The Valle d’Aosta is a small and valuable region that features impressive natural landscapes as well as a highly significant historic and artistic heritage. Aosta is defined as the “Rome of the Alps” due to its wealth of monumental treasures (it was founded in 25 BC with the name of Augusta Praetoria), and the whole region vaunts around twenty medieval, Renaissance and 19th century castles which can be used for filming.
“Another great asset” continues Miletto, “is that the historic locations owned by the Regional government are provided free of charge or at extremely advantageous conditions. Among our future commitments we have added tours for filmmakers and producers to the calendar: we will accompany them as they discover our land and the opportunities that we can offer”. Following a trend that is common to the most active film commissions, the mission of Film Commission Vallée d’Aoste is not limited to offering locations: “We are working on a development fund”.
The new fund, which will be set up soon (“we need to rewrite the regulations: the law dates back to 2010 and needs to be up- dated”), will ank the existing one dedicated to supporting national and international productions filming in the region with a privileged window on documentaries.

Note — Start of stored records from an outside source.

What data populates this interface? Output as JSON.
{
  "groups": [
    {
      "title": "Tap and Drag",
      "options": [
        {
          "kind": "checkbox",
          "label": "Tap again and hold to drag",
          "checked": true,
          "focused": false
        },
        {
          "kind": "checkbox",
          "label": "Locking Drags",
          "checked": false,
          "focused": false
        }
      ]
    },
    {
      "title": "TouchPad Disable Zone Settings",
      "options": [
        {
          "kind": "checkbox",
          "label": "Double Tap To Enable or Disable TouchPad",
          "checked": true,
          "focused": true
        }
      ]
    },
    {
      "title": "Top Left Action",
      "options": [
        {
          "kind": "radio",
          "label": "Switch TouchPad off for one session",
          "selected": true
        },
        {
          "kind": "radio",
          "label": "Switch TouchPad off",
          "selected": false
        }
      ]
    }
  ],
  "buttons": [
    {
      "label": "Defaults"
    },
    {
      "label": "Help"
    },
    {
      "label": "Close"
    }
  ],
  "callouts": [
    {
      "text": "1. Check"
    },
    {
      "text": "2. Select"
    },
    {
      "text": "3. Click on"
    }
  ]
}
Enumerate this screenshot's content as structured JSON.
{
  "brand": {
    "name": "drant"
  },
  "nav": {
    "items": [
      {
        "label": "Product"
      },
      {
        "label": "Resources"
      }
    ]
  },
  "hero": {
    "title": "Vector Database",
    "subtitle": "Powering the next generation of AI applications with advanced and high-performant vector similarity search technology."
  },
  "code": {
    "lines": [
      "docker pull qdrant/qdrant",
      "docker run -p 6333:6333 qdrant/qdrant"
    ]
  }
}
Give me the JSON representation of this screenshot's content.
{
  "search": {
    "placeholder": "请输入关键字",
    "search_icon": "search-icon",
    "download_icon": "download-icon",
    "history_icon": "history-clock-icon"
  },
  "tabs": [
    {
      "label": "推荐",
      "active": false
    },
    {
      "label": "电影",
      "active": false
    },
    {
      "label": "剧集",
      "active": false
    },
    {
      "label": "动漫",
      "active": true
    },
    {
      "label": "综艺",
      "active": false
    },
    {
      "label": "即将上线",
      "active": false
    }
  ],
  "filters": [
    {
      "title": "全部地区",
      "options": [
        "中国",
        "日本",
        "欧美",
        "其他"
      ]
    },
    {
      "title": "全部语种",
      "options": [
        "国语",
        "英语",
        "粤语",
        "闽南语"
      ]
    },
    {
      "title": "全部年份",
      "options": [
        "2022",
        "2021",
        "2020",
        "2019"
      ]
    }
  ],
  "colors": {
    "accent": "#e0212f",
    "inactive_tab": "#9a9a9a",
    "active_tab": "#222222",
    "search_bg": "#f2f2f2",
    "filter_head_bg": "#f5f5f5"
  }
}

The latter is a genre that links production to training within a strategy that aims to grow local professionals paying particular attention to young talents. Infact, last November, the Vallée d’Aoste DOC Film Fund open call was reopened and, in the same month, the second edition of FrontDoc was held, the festival devoted to documentaries and border cinema supported by the Film Commission within which it has created FrontLab.
In 2017 the overall allocation amounted to € 750,000 (of which 300,000 allocated to the Fund) and the gures should be around same in 2018: “ this means being able to increase the resources for training both of professionals and in schools” and to carry out scouting activities with the objective of supporting young filmmakers:
“In addition to the big Markets and international Festivals, we are preparing for the European Film Market in Berlin which for us is the first occasion for an international relaunch with the opportunity to meet producers and filmmakers and let them know that the Film Commission is fully operational again. However we are also very interested in more modestsized circuits where there are many occasions for discovering new projects”.
Miletto cites as an example the Torino Film Lab and the Turin Short Film Market held last fall and When East Meets West that has recently ended in Trieste: places where lms take shape, projects without a big production behind them but often with good ideas for which support is also useful in order to activate the production participation of other partners.
In addition to this support, Alessandra Miletto and the president of the Film Commission, Simone Gandolfo, are looking at other forms of collaboration between film commissions, “possibly something more: we are looking for synergies”.